The auction-rate securities made life even more difficult for Citigroup and Merrill Lynch last week. Citigroup was busy trying to explain to New York attorney general Andrew Cuomo how some key evidence went missing, and Cuomo was threatening legal action, on destruction of evidence and fraud counts.
Citi stood by its position that it meant no harm to investors, that it is “actively working with regulatory authorities, including the [New York] attorney general, to secure the best and fastest route to providing liquidity,” according to a statement. “Citi has acted in good faith and the best interests of our clients both before and since the auctions began to fail, and there is simply no basis for claims to the contrary.” As to the erasure of evidence—oops. “It is Citi’s practice to recycle tapes. The recycling of the tape in question was inadvertent.” As soon as it discovered the boo-boo Citi “suspended all recycling of tapes and preserved all existing tapes.”

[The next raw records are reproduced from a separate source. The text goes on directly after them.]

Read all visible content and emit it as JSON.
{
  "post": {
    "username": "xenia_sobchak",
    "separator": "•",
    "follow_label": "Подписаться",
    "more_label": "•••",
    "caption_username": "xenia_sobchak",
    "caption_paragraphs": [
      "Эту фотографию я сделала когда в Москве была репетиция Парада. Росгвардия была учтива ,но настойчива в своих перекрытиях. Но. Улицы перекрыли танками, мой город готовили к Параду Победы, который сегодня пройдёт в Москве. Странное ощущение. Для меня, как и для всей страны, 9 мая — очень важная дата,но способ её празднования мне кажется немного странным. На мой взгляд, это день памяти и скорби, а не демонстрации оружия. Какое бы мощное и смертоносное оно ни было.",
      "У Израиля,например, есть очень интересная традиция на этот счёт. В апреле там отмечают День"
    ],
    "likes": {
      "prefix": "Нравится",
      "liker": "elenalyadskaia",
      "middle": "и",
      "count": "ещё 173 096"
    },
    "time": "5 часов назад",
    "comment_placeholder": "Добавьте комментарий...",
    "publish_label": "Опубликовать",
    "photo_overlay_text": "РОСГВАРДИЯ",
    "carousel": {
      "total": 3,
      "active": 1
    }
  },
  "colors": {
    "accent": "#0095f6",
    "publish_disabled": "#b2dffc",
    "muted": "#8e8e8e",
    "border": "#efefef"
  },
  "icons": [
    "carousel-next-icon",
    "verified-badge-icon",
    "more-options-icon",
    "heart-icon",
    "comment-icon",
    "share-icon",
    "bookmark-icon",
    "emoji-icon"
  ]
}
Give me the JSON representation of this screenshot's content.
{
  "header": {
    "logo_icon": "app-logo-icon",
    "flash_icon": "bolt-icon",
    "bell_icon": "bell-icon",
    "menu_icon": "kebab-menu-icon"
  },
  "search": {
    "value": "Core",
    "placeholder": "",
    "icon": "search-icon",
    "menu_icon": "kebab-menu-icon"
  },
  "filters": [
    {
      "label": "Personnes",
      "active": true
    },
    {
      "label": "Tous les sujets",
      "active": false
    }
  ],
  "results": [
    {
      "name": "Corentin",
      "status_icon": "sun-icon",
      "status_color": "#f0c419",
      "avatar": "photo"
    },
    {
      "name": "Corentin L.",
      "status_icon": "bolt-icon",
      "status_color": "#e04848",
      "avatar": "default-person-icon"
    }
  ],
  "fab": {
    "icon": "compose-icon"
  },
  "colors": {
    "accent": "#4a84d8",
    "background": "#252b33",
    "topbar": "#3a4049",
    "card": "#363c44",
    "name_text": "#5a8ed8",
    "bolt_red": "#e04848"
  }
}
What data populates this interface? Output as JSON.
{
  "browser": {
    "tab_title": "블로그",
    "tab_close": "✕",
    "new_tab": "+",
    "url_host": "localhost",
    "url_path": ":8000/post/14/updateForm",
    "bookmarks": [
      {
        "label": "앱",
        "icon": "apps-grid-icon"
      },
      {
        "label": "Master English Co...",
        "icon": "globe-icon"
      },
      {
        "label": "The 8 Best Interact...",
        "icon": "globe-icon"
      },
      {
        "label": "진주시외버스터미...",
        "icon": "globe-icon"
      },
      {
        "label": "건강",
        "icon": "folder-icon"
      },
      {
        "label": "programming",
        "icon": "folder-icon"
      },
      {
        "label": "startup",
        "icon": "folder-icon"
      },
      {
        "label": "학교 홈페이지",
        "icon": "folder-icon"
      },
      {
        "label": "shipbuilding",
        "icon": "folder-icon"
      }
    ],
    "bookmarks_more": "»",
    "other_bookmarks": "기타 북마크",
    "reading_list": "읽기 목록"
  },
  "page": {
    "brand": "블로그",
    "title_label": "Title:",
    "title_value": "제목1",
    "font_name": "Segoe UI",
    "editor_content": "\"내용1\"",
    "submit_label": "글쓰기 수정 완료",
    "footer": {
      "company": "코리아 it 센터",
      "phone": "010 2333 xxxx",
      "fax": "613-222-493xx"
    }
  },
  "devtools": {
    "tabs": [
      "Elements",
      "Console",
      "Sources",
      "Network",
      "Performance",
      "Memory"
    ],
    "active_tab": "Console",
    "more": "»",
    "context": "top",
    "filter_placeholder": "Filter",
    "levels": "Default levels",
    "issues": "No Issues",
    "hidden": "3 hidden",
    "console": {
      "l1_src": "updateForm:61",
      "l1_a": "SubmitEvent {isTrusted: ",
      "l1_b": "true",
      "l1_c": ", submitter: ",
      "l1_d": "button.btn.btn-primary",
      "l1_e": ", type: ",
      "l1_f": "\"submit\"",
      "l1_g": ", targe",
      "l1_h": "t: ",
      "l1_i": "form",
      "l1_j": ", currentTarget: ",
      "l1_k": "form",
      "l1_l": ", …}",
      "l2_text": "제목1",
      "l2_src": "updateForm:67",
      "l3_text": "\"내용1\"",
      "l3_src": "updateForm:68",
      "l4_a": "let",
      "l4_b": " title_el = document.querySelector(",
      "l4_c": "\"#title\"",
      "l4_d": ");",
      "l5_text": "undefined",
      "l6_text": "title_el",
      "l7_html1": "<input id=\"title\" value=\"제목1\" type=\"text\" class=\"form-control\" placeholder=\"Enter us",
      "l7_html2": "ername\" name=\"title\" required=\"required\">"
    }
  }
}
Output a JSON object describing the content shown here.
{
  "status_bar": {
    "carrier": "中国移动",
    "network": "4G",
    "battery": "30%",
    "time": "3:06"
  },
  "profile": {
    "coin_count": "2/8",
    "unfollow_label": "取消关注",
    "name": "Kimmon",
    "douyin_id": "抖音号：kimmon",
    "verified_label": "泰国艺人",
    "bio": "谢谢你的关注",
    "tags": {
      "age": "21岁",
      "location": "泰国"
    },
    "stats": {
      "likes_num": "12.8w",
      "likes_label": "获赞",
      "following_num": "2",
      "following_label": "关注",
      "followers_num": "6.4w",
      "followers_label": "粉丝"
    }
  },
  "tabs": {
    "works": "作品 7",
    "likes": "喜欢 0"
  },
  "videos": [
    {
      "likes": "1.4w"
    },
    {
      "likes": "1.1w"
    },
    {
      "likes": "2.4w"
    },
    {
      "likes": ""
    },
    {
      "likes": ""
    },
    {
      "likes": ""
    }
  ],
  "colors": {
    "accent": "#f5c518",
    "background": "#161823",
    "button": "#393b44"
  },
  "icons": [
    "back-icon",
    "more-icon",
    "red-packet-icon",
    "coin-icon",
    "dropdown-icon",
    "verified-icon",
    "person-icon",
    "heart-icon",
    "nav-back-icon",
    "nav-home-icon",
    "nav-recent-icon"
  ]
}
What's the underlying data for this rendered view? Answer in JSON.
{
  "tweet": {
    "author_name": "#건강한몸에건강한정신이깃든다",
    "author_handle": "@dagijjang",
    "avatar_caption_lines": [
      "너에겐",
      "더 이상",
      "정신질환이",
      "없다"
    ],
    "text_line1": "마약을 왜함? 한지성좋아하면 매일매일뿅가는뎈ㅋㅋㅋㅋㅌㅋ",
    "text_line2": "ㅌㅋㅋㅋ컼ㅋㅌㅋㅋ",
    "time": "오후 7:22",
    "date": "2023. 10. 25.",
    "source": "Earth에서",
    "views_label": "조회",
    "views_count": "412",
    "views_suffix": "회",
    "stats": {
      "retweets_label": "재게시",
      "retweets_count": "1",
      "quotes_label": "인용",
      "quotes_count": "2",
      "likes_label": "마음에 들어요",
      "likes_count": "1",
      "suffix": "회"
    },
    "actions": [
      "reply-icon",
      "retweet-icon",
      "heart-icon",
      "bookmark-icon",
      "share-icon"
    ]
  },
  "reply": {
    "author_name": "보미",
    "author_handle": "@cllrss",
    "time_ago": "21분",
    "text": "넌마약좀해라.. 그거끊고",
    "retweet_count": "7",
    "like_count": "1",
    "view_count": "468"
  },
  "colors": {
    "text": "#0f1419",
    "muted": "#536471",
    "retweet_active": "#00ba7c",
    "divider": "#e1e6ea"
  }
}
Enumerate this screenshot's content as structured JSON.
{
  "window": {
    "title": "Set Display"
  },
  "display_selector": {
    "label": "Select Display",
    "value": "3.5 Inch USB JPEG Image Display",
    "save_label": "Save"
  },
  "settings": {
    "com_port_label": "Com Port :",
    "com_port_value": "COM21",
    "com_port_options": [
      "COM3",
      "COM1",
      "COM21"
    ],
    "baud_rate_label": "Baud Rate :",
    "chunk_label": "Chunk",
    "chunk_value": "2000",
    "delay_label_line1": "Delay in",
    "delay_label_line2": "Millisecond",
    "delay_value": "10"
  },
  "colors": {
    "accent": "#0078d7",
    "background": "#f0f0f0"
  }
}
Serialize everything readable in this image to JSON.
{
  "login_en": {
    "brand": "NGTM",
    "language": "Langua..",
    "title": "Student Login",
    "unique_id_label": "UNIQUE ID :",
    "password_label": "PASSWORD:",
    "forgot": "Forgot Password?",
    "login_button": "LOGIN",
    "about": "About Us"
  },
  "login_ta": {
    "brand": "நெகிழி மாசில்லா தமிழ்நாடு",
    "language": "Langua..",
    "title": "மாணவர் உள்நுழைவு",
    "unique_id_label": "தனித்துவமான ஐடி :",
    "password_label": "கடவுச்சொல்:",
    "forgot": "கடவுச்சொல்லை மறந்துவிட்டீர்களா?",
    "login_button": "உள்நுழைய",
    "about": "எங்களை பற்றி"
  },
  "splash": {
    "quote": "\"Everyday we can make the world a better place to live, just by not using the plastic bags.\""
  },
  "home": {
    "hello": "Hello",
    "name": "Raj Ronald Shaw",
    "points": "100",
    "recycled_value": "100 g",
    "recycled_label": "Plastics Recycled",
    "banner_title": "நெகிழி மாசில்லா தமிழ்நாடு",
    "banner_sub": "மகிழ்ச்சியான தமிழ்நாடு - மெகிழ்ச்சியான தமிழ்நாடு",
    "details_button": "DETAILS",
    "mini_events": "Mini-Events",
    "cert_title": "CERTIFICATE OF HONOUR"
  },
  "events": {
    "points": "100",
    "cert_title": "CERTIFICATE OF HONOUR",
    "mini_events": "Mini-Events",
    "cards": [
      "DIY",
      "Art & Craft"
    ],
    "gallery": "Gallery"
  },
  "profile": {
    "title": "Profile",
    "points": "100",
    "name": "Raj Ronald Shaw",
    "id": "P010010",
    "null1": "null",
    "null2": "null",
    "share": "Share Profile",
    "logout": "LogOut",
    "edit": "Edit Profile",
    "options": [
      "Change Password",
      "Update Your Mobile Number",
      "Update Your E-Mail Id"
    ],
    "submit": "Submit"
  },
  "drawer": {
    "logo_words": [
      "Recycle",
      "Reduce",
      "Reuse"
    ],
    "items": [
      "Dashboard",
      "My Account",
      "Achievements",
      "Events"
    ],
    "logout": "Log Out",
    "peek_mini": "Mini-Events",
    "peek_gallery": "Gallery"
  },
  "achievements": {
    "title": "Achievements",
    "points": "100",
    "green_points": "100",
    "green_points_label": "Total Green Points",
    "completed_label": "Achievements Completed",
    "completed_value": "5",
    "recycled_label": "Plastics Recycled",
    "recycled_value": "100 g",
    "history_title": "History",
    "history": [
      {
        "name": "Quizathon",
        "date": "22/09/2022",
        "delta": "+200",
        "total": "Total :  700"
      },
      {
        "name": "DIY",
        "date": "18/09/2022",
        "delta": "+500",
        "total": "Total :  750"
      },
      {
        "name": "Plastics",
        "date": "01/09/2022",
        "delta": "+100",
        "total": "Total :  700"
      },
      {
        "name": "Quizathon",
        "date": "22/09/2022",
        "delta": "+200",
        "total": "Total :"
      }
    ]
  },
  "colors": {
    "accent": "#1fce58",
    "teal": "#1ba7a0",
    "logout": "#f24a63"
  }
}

Merrill, meanwhile, was accused by the securities division of the state of Massachusetts of not only defrauding customers but rewriting research to support the sagging and then collapsing auction-rate securities market. The emails show it was done as the managing directors demanded, even as the auctions were dying.